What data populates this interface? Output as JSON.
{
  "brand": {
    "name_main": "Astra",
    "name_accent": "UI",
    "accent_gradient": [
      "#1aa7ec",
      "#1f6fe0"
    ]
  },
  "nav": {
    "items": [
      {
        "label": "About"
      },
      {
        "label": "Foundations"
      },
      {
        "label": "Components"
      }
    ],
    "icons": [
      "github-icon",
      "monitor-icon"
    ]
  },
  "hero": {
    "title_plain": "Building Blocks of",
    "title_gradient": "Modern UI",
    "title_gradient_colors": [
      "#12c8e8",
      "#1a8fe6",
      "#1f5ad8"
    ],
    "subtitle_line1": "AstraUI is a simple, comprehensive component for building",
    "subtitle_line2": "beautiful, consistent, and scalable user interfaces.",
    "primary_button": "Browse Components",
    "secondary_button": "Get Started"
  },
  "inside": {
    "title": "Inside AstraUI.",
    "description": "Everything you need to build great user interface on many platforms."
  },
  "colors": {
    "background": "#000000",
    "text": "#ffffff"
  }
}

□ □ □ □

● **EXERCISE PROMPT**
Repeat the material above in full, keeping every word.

● **RESULT OF THE TASK**
What data populates this interface? Output as JSON.
{
  "brand": {
    "name_main": "Astra",
    "name_accent": "UI",
    "accent_gradient": [
      "#1aa7ec",
      "#1f6fe0"
    ]
  },
  "nav": {
    "items": [
      {
        "label": "About"
      },
      {
        "label": "Foundations"
      },
      {
        "label": "Components"
      }
    ],
    "icons": [
      "github-icon",
      "monitor-icon"
    ]
  },
  "hero": {
    "title_plain": "Building Blocks of",
    "title_gradient": "Modern UI",
    "title_gradient_colors": [
      "#12c8e8",
      "#1a8fe6",
      "#1f5ad8"
    ],
    "subtitle_line1": "AstraUI is a simple, comprehensive component for building",
    "subtitle_line2": "beautiful, consistent, and scalable user interfaces.",
    "primary_button": "Browse Components",
    "secondary_button": "Get Started"
  },
  "inside": {
    "title": "Inside AstraUI.",
    "description": "Everything you need to build great user interface on many platforms."
  },
  "colors": {
    "background": "#000000",
    "text": "#ffffff"
  }
}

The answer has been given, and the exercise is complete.